[Web page and app entries]
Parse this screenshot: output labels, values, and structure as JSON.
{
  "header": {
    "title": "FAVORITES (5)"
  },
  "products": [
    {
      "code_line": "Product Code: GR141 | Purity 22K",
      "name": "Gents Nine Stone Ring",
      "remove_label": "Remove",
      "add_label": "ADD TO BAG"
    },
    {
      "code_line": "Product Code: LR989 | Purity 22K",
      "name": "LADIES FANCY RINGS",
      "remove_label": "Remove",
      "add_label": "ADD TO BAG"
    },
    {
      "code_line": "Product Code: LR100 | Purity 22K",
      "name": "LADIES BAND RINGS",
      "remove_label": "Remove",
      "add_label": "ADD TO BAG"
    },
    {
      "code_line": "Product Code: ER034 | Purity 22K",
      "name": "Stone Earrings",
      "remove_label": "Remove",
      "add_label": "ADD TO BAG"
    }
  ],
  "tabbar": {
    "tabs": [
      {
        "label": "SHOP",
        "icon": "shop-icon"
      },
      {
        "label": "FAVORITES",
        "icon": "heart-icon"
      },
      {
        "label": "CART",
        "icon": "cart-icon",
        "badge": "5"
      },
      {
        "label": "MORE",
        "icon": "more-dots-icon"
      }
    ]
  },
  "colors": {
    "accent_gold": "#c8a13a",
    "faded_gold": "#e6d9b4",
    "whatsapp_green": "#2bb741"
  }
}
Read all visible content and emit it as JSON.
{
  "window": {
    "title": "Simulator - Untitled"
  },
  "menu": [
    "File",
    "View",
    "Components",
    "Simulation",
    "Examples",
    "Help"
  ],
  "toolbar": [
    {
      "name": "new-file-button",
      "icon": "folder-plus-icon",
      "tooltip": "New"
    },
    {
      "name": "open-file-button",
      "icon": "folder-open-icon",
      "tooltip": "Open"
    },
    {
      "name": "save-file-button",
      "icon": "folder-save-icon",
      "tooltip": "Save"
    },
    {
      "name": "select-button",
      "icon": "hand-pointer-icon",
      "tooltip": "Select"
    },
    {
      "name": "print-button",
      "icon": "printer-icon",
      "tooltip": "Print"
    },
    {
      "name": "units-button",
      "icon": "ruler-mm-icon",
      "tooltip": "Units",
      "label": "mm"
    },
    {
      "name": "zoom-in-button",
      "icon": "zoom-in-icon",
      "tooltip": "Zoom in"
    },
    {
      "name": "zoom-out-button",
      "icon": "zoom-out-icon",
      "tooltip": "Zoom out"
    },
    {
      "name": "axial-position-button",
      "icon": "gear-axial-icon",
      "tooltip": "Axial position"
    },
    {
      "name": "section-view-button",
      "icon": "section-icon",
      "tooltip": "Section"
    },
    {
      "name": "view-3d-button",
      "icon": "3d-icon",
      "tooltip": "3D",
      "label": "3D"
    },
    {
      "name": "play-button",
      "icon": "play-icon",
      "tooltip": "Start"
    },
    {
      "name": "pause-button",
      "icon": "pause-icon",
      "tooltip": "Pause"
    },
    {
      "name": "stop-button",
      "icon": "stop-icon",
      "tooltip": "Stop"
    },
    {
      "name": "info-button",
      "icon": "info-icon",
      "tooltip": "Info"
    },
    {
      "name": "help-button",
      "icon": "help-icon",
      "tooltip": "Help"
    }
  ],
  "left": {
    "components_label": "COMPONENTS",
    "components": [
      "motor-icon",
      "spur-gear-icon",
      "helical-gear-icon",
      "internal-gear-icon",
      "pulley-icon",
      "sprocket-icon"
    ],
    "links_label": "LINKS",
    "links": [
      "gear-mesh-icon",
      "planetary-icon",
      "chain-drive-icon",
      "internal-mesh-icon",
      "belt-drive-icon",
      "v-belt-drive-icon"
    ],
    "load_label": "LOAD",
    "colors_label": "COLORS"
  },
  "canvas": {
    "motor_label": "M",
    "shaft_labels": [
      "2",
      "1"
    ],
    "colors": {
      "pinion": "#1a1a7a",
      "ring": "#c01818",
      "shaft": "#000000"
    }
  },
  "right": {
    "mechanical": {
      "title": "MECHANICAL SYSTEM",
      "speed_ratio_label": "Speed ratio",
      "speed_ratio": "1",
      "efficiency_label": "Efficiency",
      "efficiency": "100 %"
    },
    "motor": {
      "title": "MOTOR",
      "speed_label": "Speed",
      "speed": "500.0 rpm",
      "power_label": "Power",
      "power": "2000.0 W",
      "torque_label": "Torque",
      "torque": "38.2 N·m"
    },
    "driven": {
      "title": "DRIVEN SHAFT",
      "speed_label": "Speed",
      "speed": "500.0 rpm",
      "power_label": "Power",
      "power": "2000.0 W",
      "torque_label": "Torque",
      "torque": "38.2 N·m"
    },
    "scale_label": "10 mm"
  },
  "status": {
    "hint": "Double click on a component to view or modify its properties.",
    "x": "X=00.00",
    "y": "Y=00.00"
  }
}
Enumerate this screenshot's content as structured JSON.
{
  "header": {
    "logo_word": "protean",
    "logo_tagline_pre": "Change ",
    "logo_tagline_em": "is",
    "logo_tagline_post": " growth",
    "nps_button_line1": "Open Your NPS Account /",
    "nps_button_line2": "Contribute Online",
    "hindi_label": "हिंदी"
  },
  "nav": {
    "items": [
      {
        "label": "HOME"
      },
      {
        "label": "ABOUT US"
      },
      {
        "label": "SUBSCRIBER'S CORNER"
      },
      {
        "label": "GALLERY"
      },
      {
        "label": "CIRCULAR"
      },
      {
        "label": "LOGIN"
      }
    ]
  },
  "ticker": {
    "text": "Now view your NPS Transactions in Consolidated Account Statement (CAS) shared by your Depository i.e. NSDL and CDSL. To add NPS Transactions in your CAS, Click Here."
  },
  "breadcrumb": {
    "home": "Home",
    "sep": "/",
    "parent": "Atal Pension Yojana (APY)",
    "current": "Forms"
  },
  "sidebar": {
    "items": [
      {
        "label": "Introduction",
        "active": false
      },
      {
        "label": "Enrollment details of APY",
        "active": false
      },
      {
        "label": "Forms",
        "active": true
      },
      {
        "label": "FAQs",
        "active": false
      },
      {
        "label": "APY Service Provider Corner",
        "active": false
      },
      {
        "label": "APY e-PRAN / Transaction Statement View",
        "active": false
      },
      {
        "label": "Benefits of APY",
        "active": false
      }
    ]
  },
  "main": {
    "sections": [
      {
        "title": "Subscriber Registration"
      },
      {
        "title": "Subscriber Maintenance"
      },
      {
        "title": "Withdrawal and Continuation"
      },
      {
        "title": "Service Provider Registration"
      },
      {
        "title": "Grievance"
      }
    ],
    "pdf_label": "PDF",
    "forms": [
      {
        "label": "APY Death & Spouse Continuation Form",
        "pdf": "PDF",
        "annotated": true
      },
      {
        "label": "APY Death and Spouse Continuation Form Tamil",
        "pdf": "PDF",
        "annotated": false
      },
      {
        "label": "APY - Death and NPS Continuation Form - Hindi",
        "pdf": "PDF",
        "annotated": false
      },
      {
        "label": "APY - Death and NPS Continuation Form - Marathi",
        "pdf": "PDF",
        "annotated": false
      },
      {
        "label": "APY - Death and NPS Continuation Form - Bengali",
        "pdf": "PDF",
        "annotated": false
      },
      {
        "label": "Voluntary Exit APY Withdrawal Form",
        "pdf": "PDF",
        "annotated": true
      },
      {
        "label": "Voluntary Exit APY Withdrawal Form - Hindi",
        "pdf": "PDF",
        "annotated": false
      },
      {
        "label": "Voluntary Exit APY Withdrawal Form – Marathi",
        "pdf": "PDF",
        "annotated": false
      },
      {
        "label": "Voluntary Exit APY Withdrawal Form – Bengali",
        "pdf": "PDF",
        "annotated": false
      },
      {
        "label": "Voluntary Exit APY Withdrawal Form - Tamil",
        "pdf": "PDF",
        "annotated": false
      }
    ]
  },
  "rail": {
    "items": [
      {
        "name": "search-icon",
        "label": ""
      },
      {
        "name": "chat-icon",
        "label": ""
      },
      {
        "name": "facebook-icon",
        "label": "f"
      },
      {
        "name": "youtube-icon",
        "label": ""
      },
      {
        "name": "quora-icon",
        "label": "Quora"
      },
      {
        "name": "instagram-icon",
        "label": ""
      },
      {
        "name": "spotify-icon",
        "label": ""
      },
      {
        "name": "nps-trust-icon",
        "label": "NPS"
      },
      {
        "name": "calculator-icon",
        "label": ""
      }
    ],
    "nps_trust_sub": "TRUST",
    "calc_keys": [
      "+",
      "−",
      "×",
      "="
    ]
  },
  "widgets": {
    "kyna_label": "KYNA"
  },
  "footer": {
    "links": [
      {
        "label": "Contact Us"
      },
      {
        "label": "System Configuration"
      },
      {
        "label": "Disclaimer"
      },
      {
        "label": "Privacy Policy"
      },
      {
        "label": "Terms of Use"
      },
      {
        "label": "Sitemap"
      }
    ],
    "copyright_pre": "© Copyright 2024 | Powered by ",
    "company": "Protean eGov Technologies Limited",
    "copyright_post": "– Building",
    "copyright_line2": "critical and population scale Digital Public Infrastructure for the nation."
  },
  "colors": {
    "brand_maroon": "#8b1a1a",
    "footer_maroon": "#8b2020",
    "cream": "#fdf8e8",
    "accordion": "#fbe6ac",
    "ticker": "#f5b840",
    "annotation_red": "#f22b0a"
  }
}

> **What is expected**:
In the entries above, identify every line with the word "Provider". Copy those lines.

> **Solved exercise**:
        "label": "APY Service Provider Corner",
        "title": "Service Provider Registration"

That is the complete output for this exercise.